(Records to process)
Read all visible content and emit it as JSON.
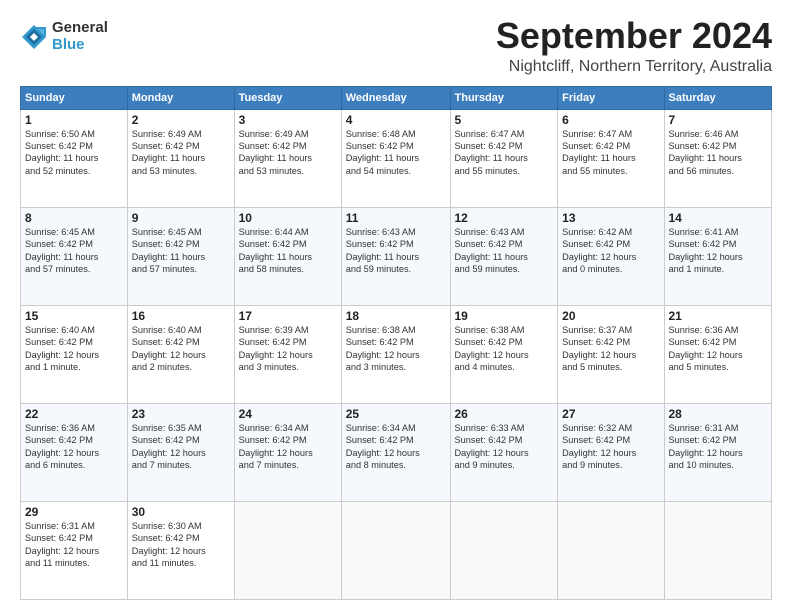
{
  "header": {
    "logo_general": "General",
    "logo_blue": "Blue",
    "month": "September 2024",
    "location": "Nightcliff, Northern Territory, Australia"
  },
  "calendar": {
    "days_of_week": [
      "Sunday",
      "Monday",
      "Tuesday",
      "Wednesday",
      "Thursday",
      "Friday",
      "Saturday"
    ],
    "weeks": [
      [
        {
          "day": "1",
          "info": "Sunrise: 6:50 AM\nSunset: 6:42 PM\nDaylight: 11 hours\nand 52 minutes."
        },
        {
          "day": "2",
          "info": "Sunrise: 6:49 AM\nSunset: 6:42 PM\nDaylight: 11 hours\nand 53 minutes."
        },
        {
          "day": "3",
          "info": "Sunrise: 6:49 AM\nSunset: 6:42 PM\nDaylight: 11 hours\nand 53 minutes."
        },
        {
          "day": "4",
          "info": "Sunrise: 6:48 AM\nSunset: 6:42 PM\nDaylight: 11 hours\nand 54 minutes."
        },
        {
          "day": "5",
          "info": "Sunrise: 6:47 AM\nSunset: 6:42 PM\nDaylight: 11 hours\nand 55 minutes."
        },
        {
          "day": "6",
          "info": "Sunrise: 6:47 AM\nSunset: 6:42 PM\nDaylight: 11 hours\nand 55 minutes."
        },
        {
          "day": "7",
          "info": "Sunrise: 6:46 AM\nSunset: 6:42 PM\nDaylight: 11 hours\nand 56 minutes."
        }
      ],
      [
        {
          "day": "8",
          "info": "Sunrise: 6:45 AM\nSunset: 6:42 PM\nDaylight: 11 hours\nand 57 minutes."
        },
        {
          "day": "9",
          "info": "Sunrise: 6:45 AM\nSunset: 6:42 PM\nDaylight: 11 hours\nand 57 minutes."
        },
        {
          "day": "10",
          "info": "Sunrise: 6:44 AM\nSunset: 6:42 PM\nDaylight: 11 hours\nand 58 minutes."
        },
        {
          "day": "11",
          "info": "Sunrise: 6:43 AM\nSunset: 6:42 PM\nDaylight: 11 hours\nand 59 minutes."
        },
        {
          "day": "12",
          "info": "Sunrise: 6:43 AM\nSunset: 6:42 PM\nDaylight: 11 hours\nand 59 minutes."
        },
        {
          "day": "13",
          "info": "Sunrise: 6:42 AM\nSunset: 6:42 PM\nDaylight: 12 hours\nand 0 minutes."
        },
        {
          "day": "14",
          "info": "Sunrise: 6:41 AM\nSunset: 6:42 PM\nDaylight: 12 hours\nand 1 minute."
        }
      ],
      [
        {
          "day": "15",
          "info": "Sunrise: 6:40 AM\nSunset: 6:42 PM\nDaylight: 12 hours\nand 1 minute."
        },
        {
          "day": "16",
          "info": "Sunrise: 6:40 AM\nSunset: 6:42 PM\nDaylight: 12 hours\nand 2 minutes."
        },
        {
          "day": "17",
          "info": "Sunrise: 6:39 AM\nSunset: 6:42 PM\nDaylight: 12 hours\nand 3 minutes."
        },
        {
          "day": "18",
          "info": "Sunrise: 6:38 AM\nSunset: 6:42 PM\nDaylight: 12 hours\nand 3 minutes."
        },
        {
          "day": "19",
          "info": "Sunrise: 6:38 AM\nSunset: 6:42 PM\nDaylight: 12 hours\nand 4 minutes."
        },
        {
          "day": "20",
          "info": "Sunrise: 6:37 AM\nSunset: 6:42 PM\nDaylight: 12 hours\nand 5 minutes."
        },
        {
          "day": "21",
          "info": "Sunrise: 6:36 AM\nSunset: 6:42 PM\nDaylight: 12 hours\nand 5 minutes."
        }
      ],
      [
        {
          "day": "22",
          "info": "Sunrise: 6:36 AM\nSunset: 6:42 PM\nDaylight: 12 hours\nand 6 minutes."
        },
        {
          "day": "23",
          "info": "Sunrise: 6:35 AM\nSunset: 6:42 PM\nDaylight: 12 hours\nand 7 minutes."
        },
        {
          "day": "24",
          "info": "Sunrise: 6:34 AM\nSunset: 6:42 PM\nDaylight: 12 hours\nand 7 minutes."
        },
        {
          "day": "25",
          "info": "Sunrise: 6:34 AM\nSunset: 6:42 PM\nDaylight: 12 hours\nand 8 minutes."
        },
        {
          "day": "26",
          "info": "Sunrise: 6:33 AM\nSunset: 6:42 PM\nDaylight: 12 hours\nand 9 minutes."
        },
        {
          "day": "27",
          "info": "Sunrise: 6:32 AM\nSunset: 6:42 PM\nDaylight: 12 hours\nand 9 minutes."
        },
        {
          "day": "28",
          "info": "Sunrise: 6:31 AM\nSunset: 6:42 PM\nDaylight: 12 hours\nand 10 minutes."
        }
      ],
      [
        {
          "day": "29",
          "info": "Sunrise: 6:31 AM\nSunset: 6:42 PM\nDaylight: 12 hours\nand 11 minutes."
        },
        {
          "day": "30",
          "info": "Sunrise: 6:30 AM\nSunset: 6:42 PM\nDaylight: 12 hours\nand 11 minutes."
        },
        {
          "day": "",
          "info": ""
        },
        {
          "day": "",
          "info": ""
        },
        {
          "day": "",
          "info": ""
        },
        {
          "day": "",
          "info": ""
        },
        {
          "day": "",
          "info": ""
        }
      ]
    ]
  }
}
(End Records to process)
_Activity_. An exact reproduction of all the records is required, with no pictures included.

_Solved problem_.
Read all visible content and emit it as JSON.
{
  "header": {
    "logo_general": "General",
    "logo_blue": "Blue",
    "month": "September 2024",
    "location": "Nightcliff, Northern Territory, Australia"
  },
  "calendar": {
    "days_of_week": [
      "Sunday",
      "Monday",
      "Tuesday",
      "Wednesday",
      "Thursday",
      "Friday",
      "Saturday"
    ],
    "weeks": [
      [
        {
          "day": "1",
          "info": "Sunrise: 6:50 AM\nSunset: 6:42 PM\nDaylight: 11 hours\nand 52 minutes."
        },
        {
          "day": "2",
          "info": "Sunrise: 6:49 AM\nSunset: 6:42 PM\nDaylight: 11 hours\nand 53 minutes."
        },
        {
          "day": "3",
          "info": "Sunrise: 6:49 AM\nSunset: 6:42 PM\nDaylight: 11 hours\nand 53 minutes."
        },
        {
          "day": "4",
          "info": "Sunrise: 6:48 AM\nSunset: 6:42 PM\nDaylight: 11 hours\nand 54 minutes."
        },
        {
          "day": "5",
          "info": "Sunrise: 6:47 AM\nSunset: 6:42 PM\nDaylight: 11 hours\nand 55 minutes."
        },
        {
          "day": "6",
          "info": "Sunrise: 6:47 AM\nSunset: 6:42 PM\nDaylight: 11 hours\nand 55 minutes."
        },
        {
          "day": "7",
          "info": "Sunrise: 6:46 AM\nSunset: 6:42 PM\nDaylight: 11 hours\nand 56 minutes."
        }
      ],
      [
        {
          "day": "8",
          "info": "Sunrise: 6:45 AM\nSunset: 6:42 PM\nDaylight: 11 hours\nand 57 minutes."
        },
        {
          "day": "9",
          "info": "Sunrise: 6:45 AM\nSunset: 6:42 PM\nDaylight: 11 hours\nand 57 minutes."
        },
        {
          "day": "10",
          "info": "Sunrise: 6:44 AM\nSunset: 6:42 PM\nDaylight: 11 hours\nand 58 minutes."
        },
        {
          "day": "11",
          "info": "Sunrise: 6:43 AM\nSunset: 6:42 PM\nDaylight: 11 hours\nand 59 minutes."
        },
        {
          "day": "12",
          "info": "Sunrise: 6:43 AM\nSunset: 6:42 PM\nDaylight: 11 hours\nand 59 minutes."
        },
        {
          "day": "13",
          "info": "Sunrise: 6:42 AM\nSunset: 6:42 PM\nDaylight: 12 hours\nand 0 minutes."
        },
        {
          "day": "14",
          "info": "Sunrise: 6:41 AM\nSunset: 6:42 PM\nDaylight: 12 hours\nand 1 minute."
        }
      ],
      [
        {
          "day": "15",
          "info": "Sunrise: 6:40 AM\nSunset: 6:42 PM\nDaylight: 12 hours\nand 1 minute."
        },
        {
          "day": "16",
          "info": "Sunrise: 6:40 AM\nSunset: 6:42 PM\nDaylight: 12 hours\nand 2 minutes."
        },
        {
          "day": "17",
          "info": "Sunrise: 6:39 AM\nSunset: 6:42 PM\nDaylight: 12 hours\nand 3 minutes."
        },
        {
          "day": "18",
          "info": "Sunrise: 6:38 AM\nSunset: 6:42 PM\nDaylight: 12 hours\nand 3 minutes."
        },
        {
          "day": "19",
          "info": "Sunrise: 6:38 AM\nSunset: 6:42 PM\nDaylight: 12 hours\nand 4 minutes."
        },
        {
          "day": "20",
          "info": "Sunrise: 6:37 AM\nSunset: 6:42 PM\nDaylight: 12 hours\nand 5 minutes."
        },
        {
          "day": "21",
          "info": "Sunrise: 6:36 AM\nSunset: 6:42 PM\nDaylight: 12 hours\nand 5 minutes."
        }
      ],
      [
        {
          "day": "22",
          "info": "Sunrise: 6:36 AM\nSunset: 6:42 PM\nDaylight: 12 hours\nand 6 minutes."
        },
        {
          "day": "23",
          "info": "Sunrise: 6:35 AM\nSunset: 6:42 PM\nDaylight: 12 hours\nand 7 minutes."
        },
        {
          "day": "24",
          "info": "Sunrise: 6:34 AM\nSunset: 6:42 PM\nDaylight: 12 hours\nand 7 minutes."
        },
        {
          "day": "25",
          "info": "Sunrise: 6:34 AM\nSunset: 6:42 PM\nDaylight: 12 hours\nand 8 minutes."
        },
        {
          "day": "26",
          "info": "Sunrise: 6:33 AM\nSunset: 6:42 PM\nDaylight: 12 hours\nand 9 minutes."
        },
        {
          "day": "27",
          "info": "Sunrise: 6:32 AM\nSunset: 6:42 PM\nDaylight: 12 hours\nand 9 minutes."
        },
        {
          "day": "28",
          "info": "Sunrise: 6:31 AM\nSunset: 6:42 PM\nDaylight: 12 hours\nand 10 minutes."
        }
      ],
      [
        {
          "day": "29",
          "info": "Sunrise: 6:31 AM\nSunset: 6:42 PM\nDaylight: 12 hours\nand 11 minutes."
        },
        {
          "day": "30",
          "info": "Sunrise: 6:30 AM\nSunset: 6:42 PM\nDaylight: 12 hours\nand 11 minutes."
        },
        {
          "day": "",
          "info": ""
        },
        {
          "day": "",
          "info": ""
        },
        {
          "day": "",
          "info": ""
        },
        {
          "day": "",
          "info": ""
        },
        {
          "day": "",
          "info": ""
        }
      ]
    ]
  }
}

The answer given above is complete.